**EXERCISE AIM**
From the data that follows, copy every line with the string "icon".
Start of DATA LISTING
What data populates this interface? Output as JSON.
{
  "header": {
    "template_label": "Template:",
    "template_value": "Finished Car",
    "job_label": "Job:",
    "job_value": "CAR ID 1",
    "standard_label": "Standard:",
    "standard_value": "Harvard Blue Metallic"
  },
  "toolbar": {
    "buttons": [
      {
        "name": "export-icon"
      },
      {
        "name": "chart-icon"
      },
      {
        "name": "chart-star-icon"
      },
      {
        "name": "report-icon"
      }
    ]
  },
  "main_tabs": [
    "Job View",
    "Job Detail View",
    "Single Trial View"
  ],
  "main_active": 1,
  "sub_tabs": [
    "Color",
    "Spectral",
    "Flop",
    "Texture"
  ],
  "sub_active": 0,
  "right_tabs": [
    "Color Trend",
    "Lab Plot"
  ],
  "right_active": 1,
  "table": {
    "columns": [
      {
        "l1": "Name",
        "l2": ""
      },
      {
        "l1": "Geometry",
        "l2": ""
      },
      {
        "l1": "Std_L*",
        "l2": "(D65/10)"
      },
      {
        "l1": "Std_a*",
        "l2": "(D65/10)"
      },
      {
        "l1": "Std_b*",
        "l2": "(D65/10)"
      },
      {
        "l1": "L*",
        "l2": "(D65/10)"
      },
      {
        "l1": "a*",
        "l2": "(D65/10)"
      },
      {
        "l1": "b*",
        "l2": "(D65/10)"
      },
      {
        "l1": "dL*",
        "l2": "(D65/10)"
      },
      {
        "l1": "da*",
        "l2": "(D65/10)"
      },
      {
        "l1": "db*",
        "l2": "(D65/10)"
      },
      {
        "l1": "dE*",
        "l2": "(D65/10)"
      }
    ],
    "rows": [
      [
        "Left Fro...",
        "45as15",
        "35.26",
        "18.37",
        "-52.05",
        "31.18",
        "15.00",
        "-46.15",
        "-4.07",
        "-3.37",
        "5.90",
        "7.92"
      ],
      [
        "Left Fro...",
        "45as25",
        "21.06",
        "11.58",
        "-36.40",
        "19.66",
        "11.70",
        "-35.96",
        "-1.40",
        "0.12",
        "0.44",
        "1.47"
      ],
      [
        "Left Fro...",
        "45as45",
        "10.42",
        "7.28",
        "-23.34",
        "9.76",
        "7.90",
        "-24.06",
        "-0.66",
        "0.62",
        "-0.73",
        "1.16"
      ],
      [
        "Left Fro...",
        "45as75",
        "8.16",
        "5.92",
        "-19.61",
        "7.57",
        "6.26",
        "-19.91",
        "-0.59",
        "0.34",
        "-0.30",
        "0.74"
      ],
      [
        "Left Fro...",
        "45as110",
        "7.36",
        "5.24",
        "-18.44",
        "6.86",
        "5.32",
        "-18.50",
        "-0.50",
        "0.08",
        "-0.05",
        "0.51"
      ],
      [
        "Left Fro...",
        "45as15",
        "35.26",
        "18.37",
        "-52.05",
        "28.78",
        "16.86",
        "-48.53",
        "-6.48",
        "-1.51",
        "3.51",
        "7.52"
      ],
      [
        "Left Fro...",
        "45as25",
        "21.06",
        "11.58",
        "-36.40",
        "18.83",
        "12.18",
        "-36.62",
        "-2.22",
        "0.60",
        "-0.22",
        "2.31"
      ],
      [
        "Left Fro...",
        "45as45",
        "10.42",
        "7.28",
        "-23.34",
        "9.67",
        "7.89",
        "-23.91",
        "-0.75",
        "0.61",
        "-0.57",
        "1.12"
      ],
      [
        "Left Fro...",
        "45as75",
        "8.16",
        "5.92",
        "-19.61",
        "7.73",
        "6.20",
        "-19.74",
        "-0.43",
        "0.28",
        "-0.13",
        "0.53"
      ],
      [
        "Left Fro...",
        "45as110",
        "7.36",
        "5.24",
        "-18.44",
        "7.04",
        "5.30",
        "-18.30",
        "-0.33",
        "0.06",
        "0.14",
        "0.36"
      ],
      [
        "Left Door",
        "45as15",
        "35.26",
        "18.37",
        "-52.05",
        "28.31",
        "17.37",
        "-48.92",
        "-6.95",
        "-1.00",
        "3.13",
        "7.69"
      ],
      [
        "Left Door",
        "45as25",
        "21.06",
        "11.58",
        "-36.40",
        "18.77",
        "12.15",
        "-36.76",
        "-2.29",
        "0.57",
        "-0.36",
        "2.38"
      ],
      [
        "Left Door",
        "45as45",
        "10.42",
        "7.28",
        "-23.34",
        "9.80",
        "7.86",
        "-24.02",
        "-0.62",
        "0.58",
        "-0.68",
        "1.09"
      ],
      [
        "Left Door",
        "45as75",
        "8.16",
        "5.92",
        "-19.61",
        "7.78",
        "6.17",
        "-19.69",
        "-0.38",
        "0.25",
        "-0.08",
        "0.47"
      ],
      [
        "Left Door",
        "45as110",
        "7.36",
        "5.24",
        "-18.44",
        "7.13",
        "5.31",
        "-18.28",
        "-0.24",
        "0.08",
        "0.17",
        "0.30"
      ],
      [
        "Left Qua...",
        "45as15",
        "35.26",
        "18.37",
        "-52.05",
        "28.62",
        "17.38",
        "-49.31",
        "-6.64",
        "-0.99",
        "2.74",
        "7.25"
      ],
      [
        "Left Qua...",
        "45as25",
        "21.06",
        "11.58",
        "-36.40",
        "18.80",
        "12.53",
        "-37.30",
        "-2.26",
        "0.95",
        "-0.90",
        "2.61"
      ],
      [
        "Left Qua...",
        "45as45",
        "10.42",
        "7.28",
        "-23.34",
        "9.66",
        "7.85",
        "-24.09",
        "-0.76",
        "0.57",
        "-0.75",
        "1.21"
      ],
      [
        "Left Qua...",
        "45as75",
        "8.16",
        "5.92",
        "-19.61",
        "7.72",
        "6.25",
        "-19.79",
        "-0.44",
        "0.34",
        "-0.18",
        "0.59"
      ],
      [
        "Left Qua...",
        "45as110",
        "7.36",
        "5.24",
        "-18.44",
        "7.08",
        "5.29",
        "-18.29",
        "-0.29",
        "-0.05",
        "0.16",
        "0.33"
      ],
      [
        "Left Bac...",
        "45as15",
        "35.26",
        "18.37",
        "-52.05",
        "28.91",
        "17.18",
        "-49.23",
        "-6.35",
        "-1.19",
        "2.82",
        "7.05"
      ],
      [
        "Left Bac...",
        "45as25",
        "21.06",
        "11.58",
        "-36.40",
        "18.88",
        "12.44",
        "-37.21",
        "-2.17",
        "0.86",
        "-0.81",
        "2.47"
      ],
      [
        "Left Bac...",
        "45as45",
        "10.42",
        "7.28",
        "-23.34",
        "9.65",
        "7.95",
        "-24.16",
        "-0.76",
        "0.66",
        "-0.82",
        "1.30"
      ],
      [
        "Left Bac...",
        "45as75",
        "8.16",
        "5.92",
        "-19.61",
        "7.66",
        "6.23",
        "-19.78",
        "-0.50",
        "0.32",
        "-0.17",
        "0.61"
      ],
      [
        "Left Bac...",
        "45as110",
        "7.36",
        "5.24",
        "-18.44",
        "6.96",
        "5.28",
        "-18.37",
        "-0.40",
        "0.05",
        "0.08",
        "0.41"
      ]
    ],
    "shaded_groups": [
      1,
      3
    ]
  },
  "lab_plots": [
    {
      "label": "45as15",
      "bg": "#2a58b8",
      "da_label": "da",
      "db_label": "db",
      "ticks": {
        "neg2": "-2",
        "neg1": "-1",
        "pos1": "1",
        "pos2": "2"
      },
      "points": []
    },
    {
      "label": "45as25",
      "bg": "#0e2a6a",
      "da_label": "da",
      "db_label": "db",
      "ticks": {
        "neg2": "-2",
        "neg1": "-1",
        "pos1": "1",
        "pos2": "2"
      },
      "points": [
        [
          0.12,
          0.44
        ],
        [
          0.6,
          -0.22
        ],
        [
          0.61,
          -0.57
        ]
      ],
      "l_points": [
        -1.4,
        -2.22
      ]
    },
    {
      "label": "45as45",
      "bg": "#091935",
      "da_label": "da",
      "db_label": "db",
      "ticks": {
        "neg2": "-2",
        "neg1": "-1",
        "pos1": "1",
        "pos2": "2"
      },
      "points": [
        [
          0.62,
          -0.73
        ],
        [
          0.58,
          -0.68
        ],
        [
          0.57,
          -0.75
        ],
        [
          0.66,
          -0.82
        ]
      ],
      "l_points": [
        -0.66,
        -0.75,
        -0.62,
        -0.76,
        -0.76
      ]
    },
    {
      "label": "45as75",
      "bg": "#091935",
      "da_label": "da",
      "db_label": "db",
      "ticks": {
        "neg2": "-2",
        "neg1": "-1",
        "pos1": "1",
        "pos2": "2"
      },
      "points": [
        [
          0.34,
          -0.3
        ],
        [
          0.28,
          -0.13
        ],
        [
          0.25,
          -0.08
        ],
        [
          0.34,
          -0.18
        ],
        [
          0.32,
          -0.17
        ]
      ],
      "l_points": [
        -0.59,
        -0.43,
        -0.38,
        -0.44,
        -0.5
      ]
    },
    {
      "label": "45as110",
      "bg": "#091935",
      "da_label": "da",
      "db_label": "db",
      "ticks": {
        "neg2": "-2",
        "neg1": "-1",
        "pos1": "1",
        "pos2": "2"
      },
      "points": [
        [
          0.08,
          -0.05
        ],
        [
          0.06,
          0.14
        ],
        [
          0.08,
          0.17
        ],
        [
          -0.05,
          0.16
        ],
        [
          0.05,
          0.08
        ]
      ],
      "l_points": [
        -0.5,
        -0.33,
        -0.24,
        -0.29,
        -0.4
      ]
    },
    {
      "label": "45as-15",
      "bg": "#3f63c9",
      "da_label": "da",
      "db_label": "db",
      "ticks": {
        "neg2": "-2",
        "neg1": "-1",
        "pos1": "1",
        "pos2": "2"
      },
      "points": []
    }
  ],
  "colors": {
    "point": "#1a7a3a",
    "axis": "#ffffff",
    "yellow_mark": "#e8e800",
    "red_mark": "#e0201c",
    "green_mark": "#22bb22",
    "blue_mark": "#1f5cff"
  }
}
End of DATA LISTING
**EXERCISE RESULT**
        "name": "export-icon"
        "name": "chart-icon"
        "name": "chart-star-icon"
        "name": "report-icon"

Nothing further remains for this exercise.